Performing quantitative bacteria counts on pre- and postpasteurized milk is also important if one is trying to verify that the pasteurizer is working properly. To determine if a pasteurizer is working properly, collect samples prior to pasteurization, immediately after pasteurization (within pasteurizer if being transferred to holding tank), in the holding tank after pasteurization, and when the first calf is fed.
This sampling process will allow one to determine if the pasteurizer is working properly or if postpasteurization contamination is present. Table 2 shows the pre- and postpasteurized bacteria counts are virtually the same with high levels of Streptococcus species being present both pre- and postpasteurized.
At a quick glance one would think that the pasteurizer failed because the Streptococcus species were present before and after pasteurization. Further laboratory tests identified the prepasteurized Streptococcus species as Lactococcus and the postpasteurized Streptococcus as Enterococcus.
The selective bacteriological media used in the laboratory is the reason why organisms are lumped into the Streptococcus genus.

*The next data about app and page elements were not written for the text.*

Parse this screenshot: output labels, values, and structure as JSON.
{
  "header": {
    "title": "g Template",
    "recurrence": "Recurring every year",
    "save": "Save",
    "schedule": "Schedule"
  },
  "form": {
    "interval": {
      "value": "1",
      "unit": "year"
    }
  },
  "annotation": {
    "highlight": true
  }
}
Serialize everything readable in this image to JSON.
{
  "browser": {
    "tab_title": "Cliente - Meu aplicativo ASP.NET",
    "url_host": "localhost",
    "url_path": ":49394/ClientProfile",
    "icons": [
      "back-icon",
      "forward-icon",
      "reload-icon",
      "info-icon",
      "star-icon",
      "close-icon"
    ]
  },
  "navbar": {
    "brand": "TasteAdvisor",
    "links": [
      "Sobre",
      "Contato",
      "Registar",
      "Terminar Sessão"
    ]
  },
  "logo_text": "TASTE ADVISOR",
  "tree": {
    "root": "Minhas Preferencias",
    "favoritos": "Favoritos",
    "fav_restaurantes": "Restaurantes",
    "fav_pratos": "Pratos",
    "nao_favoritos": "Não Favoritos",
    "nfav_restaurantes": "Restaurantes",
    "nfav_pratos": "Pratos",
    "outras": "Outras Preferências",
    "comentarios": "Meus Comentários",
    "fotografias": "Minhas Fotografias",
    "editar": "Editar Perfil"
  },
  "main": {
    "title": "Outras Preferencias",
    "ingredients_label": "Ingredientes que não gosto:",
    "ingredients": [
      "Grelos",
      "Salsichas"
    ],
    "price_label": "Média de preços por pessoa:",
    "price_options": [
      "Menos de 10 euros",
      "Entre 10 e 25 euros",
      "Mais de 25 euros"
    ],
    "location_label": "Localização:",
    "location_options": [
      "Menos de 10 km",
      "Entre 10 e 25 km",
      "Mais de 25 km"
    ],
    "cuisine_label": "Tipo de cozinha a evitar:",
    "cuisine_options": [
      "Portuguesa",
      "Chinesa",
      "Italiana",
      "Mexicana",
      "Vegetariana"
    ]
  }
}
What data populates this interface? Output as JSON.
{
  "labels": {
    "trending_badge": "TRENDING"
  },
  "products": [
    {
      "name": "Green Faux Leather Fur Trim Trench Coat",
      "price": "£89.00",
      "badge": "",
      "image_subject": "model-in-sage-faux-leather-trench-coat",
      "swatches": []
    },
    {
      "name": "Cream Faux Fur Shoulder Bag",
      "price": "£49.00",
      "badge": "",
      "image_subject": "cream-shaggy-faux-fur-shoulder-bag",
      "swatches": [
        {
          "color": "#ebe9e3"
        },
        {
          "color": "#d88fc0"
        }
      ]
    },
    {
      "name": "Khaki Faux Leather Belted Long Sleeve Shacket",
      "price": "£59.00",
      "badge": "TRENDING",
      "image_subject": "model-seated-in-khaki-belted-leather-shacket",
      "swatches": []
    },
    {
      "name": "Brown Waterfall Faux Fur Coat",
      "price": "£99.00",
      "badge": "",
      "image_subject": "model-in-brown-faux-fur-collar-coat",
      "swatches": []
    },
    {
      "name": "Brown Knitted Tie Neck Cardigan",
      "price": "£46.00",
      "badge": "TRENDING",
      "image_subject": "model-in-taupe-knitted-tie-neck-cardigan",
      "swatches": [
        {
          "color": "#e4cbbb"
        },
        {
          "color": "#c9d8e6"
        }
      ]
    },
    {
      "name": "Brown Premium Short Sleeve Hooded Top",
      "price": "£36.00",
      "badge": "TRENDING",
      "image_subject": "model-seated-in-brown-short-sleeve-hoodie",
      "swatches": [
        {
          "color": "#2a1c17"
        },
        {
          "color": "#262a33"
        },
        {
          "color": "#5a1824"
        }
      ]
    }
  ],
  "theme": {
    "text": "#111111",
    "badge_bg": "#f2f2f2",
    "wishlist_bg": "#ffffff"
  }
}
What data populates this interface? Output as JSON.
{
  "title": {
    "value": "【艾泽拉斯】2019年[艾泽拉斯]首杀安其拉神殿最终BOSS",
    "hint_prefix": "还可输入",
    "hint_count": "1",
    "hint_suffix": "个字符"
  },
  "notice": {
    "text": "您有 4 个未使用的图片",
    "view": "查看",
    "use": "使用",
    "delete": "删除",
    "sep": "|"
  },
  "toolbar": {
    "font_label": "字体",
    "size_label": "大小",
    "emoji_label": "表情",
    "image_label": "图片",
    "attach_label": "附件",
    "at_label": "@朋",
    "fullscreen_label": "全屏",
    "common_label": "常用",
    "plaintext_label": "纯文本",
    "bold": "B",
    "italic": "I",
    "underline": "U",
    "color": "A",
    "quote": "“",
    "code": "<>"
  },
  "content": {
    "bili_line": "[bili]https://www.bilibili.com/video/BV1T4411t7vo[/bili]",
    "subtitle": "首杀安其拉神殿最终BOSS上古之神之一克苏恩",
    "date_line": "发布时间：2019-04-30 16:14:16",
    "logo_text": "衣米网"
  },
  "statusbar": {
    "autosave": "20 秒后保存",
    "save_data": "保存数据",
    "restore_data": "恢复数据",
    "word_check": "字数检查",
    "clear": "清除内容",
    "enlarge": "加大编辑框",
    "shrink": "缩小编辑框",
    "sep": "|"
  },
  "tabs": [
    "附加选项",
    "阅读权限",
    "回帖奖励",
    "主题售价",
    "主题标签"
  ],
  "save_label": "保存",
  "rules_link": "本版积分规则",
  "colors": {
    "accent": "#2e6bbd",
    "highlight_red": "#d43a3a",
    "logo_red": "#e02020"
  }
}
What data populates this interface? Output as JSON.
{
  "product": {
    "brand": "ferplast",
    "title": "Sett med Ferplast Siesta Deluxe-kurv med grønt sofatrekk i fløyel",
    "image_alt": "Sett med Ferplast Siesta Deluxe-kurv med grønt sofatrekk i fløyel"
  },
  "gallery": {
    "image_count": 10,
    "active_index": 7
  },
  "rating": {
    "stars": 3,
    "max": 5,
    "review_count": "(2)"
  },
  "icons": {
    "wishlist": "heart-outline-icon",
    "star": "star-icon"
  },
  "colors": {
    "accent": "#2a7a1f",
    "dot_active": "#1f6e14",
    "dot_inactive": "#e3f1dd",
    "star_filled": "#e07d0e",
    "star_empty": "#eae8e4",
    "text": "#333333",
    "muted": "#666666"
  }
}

The further diagnostics allows for the potential identification of the exact genus and sometimes the species. This indicates that the pasteurizer was functioning properly given the elimination of Lactococcus species in the postpasteurized samples and that post pasteurization contamination may be an issue.
Further investigation found that a milk additive included postpasteurization contained Enterococcus. In the end, if one was only looking at the bacteria count of the pre- and postpasteurized milk samples, then the conclusion would be a faulty pasteurizer. The farm team would be focusing their time and money on fixing the pasteurizer.
Bacteria counts, bulk tank SCC, test day SCC, and individual cow SCC are all extremely important values that help one monitor milk quality and udder health. However, in order to manage the SCC and bacteria count, one must know the bacteria that is causing the count.